German Parliament set to vote Friday on gay marriage
Jun 29 2017
German investments in the USA provide jobs for Americans, Chancellor Angela Merkel said Tuesday in a push for a free trade agreement.
German Chancellor Angela Merkel arrives for a reception of the Economy Council of the German Christian Democratic Party in Berlin, Germany, Tuesday, June 27, 2017.
Ross's comments included renewed criticism of Germany's trade surplus with the USA, which President Donald Trump has used repeatedly to pillory Europe's biggest economy.
Merkel signalled her shifting position Monday in an on-stage interview with the editor of women's magazine Brigitte.
Wilbur Ross said at the end of May that he was open to continuing the TTIP negotiations (Transatlantic Trade and Investment Partnership).
However, speaking just after Ross on Tuesday, Merkel used her speech to stress that the U.S. was a direct benefactor of German trade, saying that German investments in the United States were a major jobs creator for the country.

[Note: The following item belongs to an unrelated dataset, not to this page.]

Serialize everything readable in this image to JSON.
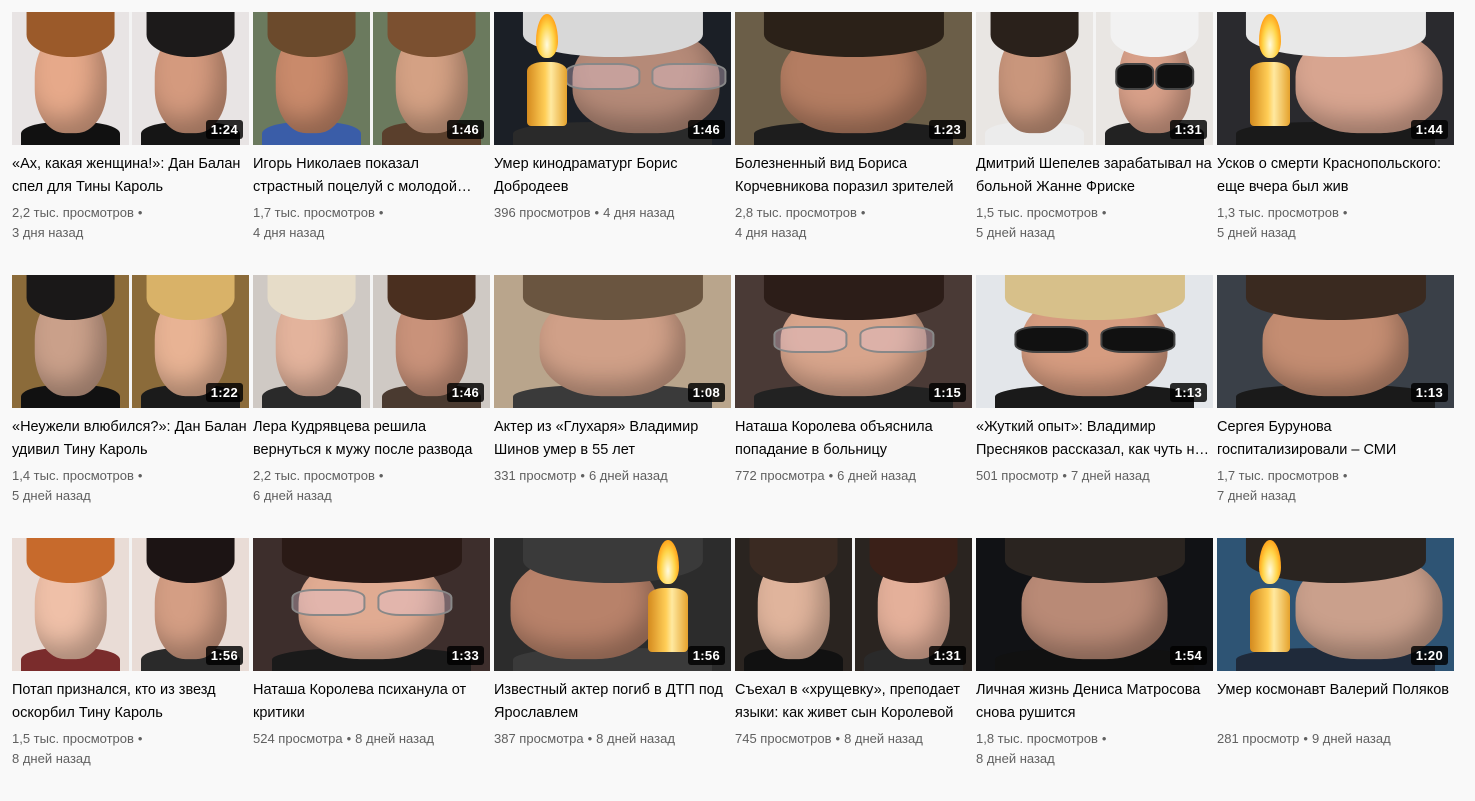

"My vision of globalisation is that in the global and interconnected world we need a rules-based trade system where all sides can win", Merkel said.

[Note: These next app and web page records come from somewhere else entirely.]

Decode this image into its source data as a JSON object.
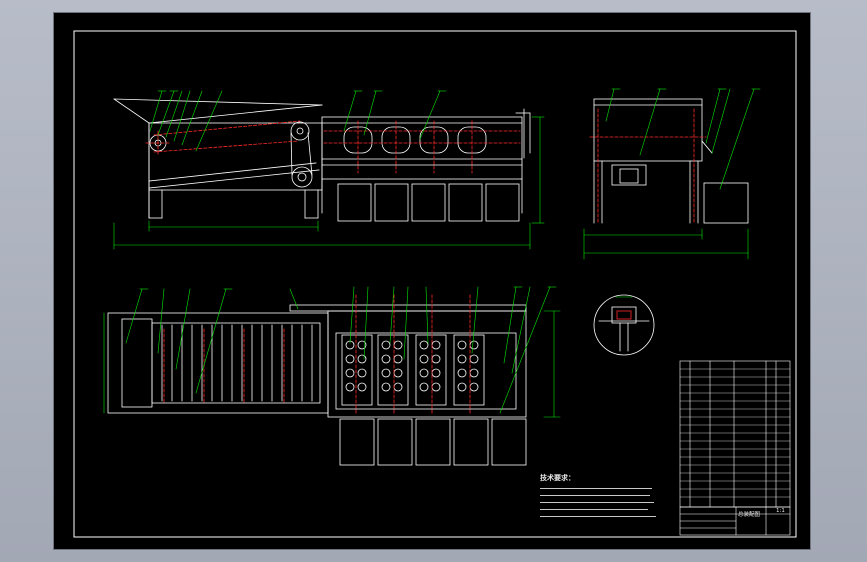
{
  "drawing": {
    "tech_requirements_title": "技术要求：",
    "title_block_name": "总装配图",
    "scale_label": "1:1",
    "colors": {
      "background": "#b3b8c4",
      "sheet": "#000000",
      "frame_line": "#ffffff",
      "geometry": "#ffffff",
      "centerline": "#ff2a2a",
      "leader": "#00e600"
    }
  }
}
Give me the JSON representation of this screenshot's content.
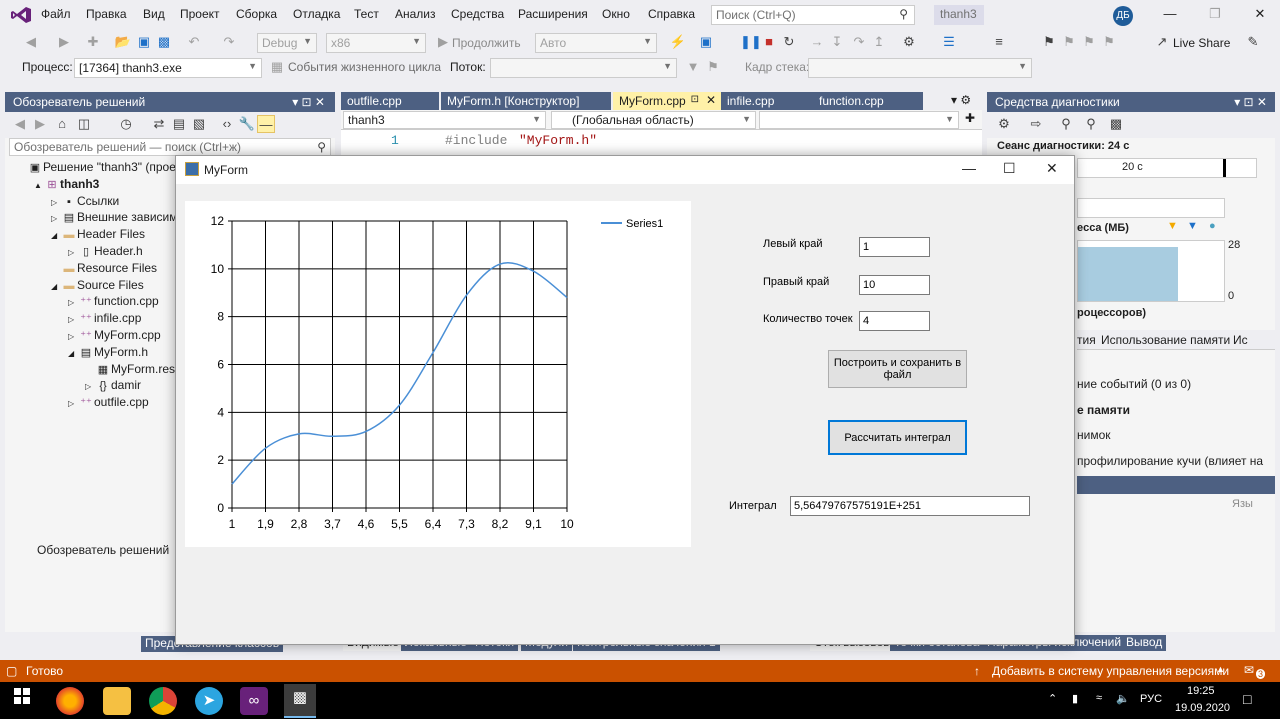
{
  "menu": {
    "items": [
      "Файл",
      "Правка",
      "Вид",
      "Проект",
      "Сборка",
      "Отладка",
      "Тест",
      "Анализ",
      "Средства",
      "Расширения",
      "Окно",
      "Справка"
    ],
    "search_placeholder": "Поиск (Ctrl+Q)",
    "solution_badge": "thanh3",
    "user_initials": "ДБ"
  },
  "toolbar": {
    "config": "Debug",
    "platform": "x86",
    "continue_label": "Продолжить",
    "auto_label": "Авто",
    "live_share": "Live Share",
    "process_label": "Процесс:",
    "process_value": "[17364] thanh3.exe",
    "lifecycle_label": "События жизненного цикла",
    "thread_label": "Поток:",
    "stack_label": "Кадр стека:"
  },
  "solution_explorer": {
    "title": "Обозреватель решений",
    "search_placeholder": "Обозреватель решений — поиск (Ctrl+ж)",
    "tree": [
      {
        "label": "Решение \"thanh3\" (проект",
        "indent": 0,
        "icon": "solution-icon",
        "expander": ""
      },
      {
        "label": "thanh3",
        "indent": 1,
        "icon": "project-icon",
        "expander": "▲",
        "bold": true
      },
      {
        "label": "Ссылки",
        "indent": 2,
        "icon": "references-icon",
        "expander": "▷"
      },
      {
        "label": "Внешние зависимос",
        "indent": 2,
        "icon": "external-deps-icon",
        "expander": "▷"
      },
      {
        "label": "Header Files",
        "indent": 2,
        "icon": "folder-icon",
        "expander": "◢"
      },
      {
        "label": "Header.h",
        "indent": 3,
        "icon": "header-file-icon",
        "expander": "▷"
      },
      {
        "label": "Resource Files",
        "indent": 2,
        "icon": "folder-icon",
        "expander": ""
      },
      {
        "label": "Source Files",
        "indent": 2,
        "icon": "folder-icon",
        "expander": "◢"
      },
      {
        "label": "function.cpp",
        "indent": 3,
        "icon": "cpp-file-icon",
        "expander": "▷"
      },
      {
        "label": "infile.cpp",
        "indent": 3,
        "icon": "cpp-file-icon",
        "expander": "▷"
      },
      {
        "label": "MyForm.cpp",
        "indent": 3,
        "icon": "cpp-file-icon",
        "expander": "▷"
      },
      {
        "label": "MyForm.h",
        "indent": 3,
        "icon": "form-file-icon",
        "expander": "◢"
      },
      {
        "label": "MyForm.resx",
        "indent": 4,
        "icon": "resx-file-icon",
        "expander": ""
      },
      {
        "label": "damir",
        "indent": 4,
        "icon": "namespace-icon",
        "expander": "▷"
      },
      {
        "label": "outfile.cpp",
        "indent": 3,
        "icon": "cpp-file-icon",
        "expander": "▷"
      }
    ],
    "bottom_tabs": [
      "Обозреватель решений",
      "Представление классов"
    ]
  },
  "editor": {
    "tabs": [
      "outfile.cpp",
      "MyForm.h [Конструктор]",
      "MyForm.cpp",
      "infile.cpp",
      "function.cpp"
    ],
    "active_tab": "MyForm.cpp",
    "scope_project": "thanh3",
    "scope_global": "(Глобальная область)",
    "line_number": "1",
    "code_directive": "#include",
    "code_string": "\"MyForm.h\"",
    "bottom_tabs": [
      "Видимые",
      "Локальные",
      "Потоки",
      "Модули",
      "Контрольные значения 1"
    ]
  },
  "diagnostics": {
    "title": "Средства диагностики",
    "session": "Сеанс диагностики: 24 с",
    "timeline_label": "20 с",
    "memory_label": "ecca (МБ)",
    "mem_max": "28",
    "mem_min": "0",
    "cpu_label": "роцессоров)",
    "tabs": [
      "тия",
      "Использование памяти",
      "Ис"
    ],
    "events": "ние событий (0 из 0)",
    "memory_section": "е памяти",
    "snapshot": "нимок",
    "heap_profiling": "профилирование кучи (влияет на",
    "lang_header": "Язы",
    "bottom_tabs": [
      "Стек вызовов",
      "Точки останова",
      "Параметры исключений",
      "Вывод"
    ]
  },
  "status": {
    "ready": "Готово",
    "source_control": "Добавить в систему управления версиями",
    "notifications": "3"
  },
  "taskbar": {
    "language": "РУС",
    "time": "19:25",
    "date": "19.09.2020",
    "apps": [
      "windows-start-icon",
      "firefox-icon",
      "file-explorer-icon",
      "chrome-icon",
      "telegram-icon",
      "visual-studio-icon",
      "myform-app-icon"
    ]
  },
  "myform": {
    "title": "MyForm",
    "left_label": "Левый край",
    "left_value": "1",
    "right_label": "Правый край",
    "right_value": "10",
    "points_label": "Количество точек",
    "points_value": "4",
    "build_button": "Построить и  сохранить в файл",
    "calc_button": "Рассчитать интеграл",
    "integral_label": "Интеграл",
    "integral_value": "5,56479767575191E+251"
  },
  "chart_data": {
    "type": "line",
    "x_tick_labels": [
      "1",
      "1,9",
      "2,8",
      "3,7",
      "4,6",
      "5,5",
      "6,4",
      "7,3",
      "8,2",
      "9,1",
      "10"
    ],
    "xlim": [
      1,
      10
    ],
    "ylim": [
      0,
      12
    ],
    "y_ticks": [
      0,
      2,
      4,
      6,
      8,
      10,
      12
    ],
    "grid": true,
    "legend_position": "top-right",
    "series": [
      {
        "name": "Series1",
        "color": "#4a8fd6",
        "x": [
          1,
          1.9,
          2.8,
          3.7,
          4.6,
          5.5,
          6.4,
          7.3,
          8.2,
          9.1,
          10
        ],
        "y": [
          1.0,
          2.5,
          3.1,
          3.0,
          3.2,
          4.3,
          6.5,
          8.9,
          10.2,
          9.9,
          8.8
        ]
      }
    ]
  }
}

According to a report by Bloomberg, Ross spoke onscreen for about 20 minutes at an event hosted by German Chancellor Angela Merkel's party before organizers cut off his video feed.
In his remarks to the conference, Ross also mentioned pharmaceuticals, chemicals and transportation as other sectors in which the United States ran a particularly large deficit with the European Union, but said the two blocs should work together to tackle dumping by third countries.
SPD chancellor-candidate Martin Schulz, eager to close a yawning poll gap with front-runner Merkel, said "we will take her at her word" and broke coalition ranks to call for an immediate vote, backed by the Greens and Linke parties.
Trump campaigned on a protectionist platform and on a repeated mantra of "America first".
Ross repeated criticism against Germany's trade surplus with the US on Tuesday, saying his country would benefit from reworking the rules of the World Trade Organization, which he said helped exporters but hurt importers.